Entries from a dataset of interfaces
━━━━━━━━━━━━━━━━
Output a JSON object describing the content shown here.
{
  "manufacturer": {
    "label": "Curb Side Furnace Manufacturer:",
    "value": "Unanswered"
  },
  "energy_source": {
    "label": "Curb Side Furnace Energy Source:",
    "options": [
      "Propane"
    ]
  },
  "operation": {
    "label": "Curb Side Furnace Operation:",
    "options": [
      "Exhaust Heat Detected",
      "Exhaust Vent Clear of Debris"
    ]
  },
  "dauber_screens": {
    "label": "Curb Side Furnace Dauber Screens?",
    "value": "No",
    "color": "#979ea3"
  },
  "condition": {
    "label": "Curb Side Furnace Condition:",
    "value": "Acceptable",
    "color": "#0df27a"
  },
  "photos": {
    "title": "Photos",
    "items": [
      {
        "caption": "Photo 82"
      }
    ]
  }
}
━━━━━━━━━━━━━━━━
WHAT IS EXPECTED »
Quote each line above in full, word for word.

OUTPUT FOR THIS EXERCISE »
Output a JSON object describing the content shown here.
{
  "manufacturer": {
    "label": "Curb Side Furnace Manufacturer:",
    "value": "Unanswered"
  },
  "energy_source": {
    "label": "Curb Side Furnace Energy Source:",
    "options": [
      "Propane"
    ]
  },
  "operation": {
    "label": "Curb Side Furnace Operation:",
    "options": [
      "Exhaust Heat Detected",
      "Exhaust Vent Clear of Debris"
    ]
  },
  "dauber_screens": {
    "label": "Curb Side Furnace Dauber Screens?",
    "value": "No",
    "color": "#979ea3"
  },
  "condition": {
    "label": "Curb Side Furnace Condition:",
    "value": "Acceptable",
    "color": "#0df27a"
  },
  "photos": {
    "title": "Photos",
    "items": [
      {
        "caption": "Photo 82"
      }
    ]
  }
}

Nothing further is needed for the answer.